Conflicts of Interest Notice

S3 and its associated entities may hold investments in companies featured in its articles, including through being paid in the securities of the companies we provide commentary on. We disclose the securities held in relation to a particular company that we provide commentary on. Refer to our Disclosure Policy for information on our self-imposed trading blackouts, hold conditions and de-risking (sell conditions) which seek to mitigate against any potential conflicts of interest.

Publication Notice and Disclaimer

The information contained in this article is current as at the publication date. At the time of publishing, the information contained in this article is based on sources which are available in the public domain that we consider to be reliable, and our own analysis of those sources. The views of the author may not reflect the views of the AFSL holder. Any decision by you to purchase securities in the companies featured in this article should be done so after you have sought your own independent professional advice regarding this information and made your own inquiries as to the validity of any information in this article.

Any forward-looking statements contained in this article are not guarantees or predictions of future performance, and involve known and unknown risks, uncertainties and other factors, many of which are beyond our control, and which may cause actual results or performance of companies featured to differ materially from those expressed in the statements contained in this article.
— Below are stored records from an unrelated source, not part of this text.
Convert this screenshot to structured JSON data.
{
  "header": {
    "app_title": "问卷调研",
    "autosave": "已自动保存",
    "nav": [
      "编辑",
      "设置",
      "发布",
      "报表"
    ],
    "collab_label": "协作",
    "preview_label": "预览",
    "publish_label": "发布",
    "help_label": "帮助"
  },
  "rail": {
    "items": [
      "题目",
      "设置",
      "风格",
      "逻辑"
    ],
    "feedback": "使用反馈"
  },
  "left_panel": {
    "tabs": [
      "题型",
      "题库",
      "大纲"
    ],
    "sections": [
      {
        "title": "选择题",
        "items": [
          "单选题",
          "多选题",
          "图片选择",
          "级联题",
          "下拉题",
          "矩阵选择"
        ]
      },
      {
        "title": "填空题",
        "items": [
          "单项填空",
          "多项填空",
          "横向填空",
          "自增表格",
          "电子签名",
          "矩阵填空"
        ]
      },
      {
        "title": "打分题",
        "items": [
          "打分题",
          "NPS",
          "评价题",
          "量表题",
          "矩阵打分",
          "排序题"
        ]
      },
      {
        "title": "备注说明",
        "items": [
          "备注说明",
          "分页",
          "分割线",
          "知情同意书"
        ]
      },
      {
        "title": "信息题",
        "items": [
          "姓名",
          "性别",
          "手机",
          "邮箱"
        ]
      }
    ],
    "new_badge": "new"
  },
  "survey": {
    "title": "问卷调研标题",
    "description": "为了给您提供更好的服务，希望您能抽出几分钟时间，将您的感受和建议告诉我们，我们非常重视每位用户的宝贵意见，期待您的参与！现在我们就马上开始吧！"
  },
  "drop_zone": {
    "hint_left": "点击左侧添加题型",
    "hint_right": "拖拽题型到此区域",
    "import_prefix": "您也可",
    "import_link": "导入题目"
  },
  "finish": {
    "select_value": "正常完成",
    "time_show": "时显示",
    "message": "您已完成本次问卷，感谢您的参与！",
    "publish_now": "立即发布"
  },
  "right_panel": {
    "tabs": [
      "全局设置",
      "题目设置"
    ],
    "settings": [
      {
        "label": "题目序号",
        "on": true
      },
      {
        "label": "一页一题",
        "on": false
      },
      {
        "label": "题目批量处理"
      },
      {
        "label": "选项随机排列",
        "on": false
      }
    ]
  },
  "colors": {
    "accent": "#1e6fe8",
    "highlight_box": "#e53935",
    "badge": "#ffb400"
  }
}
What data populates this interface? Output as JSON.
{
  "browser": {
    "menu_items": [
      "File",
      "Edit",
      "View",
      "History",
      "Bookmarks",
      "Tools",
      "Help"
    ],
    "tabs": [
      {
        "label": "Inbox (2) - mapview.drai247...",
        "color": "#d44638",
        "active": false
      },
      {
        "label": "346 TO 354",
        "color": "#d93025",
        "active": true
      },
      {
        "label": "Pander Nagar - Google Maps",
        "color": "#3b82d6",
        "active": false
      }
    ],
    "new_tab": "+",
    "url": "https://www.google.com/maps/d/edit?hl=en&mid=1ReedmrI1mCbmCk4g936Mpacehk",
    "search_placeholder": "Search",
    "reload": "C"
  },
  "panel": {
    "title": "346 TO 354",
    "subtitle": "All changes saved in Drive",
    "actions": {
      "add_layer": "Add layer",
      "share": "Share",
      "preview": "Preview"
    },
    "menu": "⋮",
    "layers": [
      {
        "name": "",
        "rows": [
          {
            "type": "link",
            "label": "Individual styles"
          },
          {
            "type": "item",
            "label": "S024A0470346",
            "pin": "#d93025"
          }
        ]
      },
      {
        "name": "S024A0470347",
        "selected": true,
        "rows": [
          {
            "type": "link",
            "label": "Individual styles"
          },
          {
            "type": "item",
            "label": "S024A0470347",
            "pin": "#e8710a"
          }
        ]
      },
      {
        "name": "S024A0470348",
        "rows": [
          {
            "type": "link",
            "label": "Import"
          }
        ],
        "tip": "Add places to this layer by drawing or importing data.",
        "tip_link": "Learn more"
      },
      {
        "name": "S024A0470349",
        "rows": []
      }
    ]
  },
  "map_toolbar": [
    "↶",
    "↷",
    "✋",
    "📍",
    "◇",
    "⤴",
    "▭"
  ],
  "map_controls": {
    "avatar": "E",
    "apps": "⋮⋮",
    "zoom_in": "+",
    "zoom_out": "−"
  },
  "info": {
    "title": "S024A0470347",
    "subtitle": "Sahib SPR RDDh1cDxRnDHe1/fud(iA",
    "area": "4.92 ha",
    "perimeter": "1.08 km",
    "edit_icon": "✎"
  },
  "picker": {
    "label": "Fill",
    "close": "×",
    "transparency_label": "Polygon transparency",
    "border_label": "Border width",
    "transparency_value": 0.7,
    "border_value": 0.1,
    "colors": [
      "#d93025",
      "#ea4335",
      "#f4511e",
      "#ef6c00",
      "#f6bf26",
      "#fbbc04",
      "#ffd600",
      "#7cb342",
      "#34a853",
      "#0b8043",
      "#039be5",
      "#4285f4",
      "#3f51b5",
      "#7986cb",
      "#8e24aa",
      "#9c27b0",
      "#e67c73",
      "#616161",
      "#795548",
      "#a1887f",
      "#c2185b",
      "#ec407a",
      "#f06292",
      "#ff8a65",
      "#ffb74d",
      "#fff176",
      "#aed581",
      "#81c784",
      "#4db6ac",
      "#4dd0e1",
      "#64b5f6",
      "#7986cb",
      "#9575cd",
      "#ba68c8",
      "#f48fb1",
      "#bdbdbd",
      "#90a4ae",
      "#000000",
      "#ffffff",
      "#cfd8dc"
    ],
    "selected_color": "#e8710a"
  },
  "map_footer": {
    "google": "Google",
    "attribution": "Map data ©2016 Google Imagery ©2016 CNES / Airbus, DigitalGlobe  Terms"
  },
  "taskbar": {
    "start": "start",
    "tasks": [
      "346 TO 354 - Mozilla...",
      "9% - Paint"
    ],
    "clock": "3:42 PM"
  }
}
S3 cannot and does not give any assurance that the results or performance expressed or implied by any forward-looking statements contained in this article will actually occur and readers are cautioned not to put undue reliance on forward-looking statements.

This article may include references to our past investing performance. Past performance is not a reliable indicator of our future investing performance.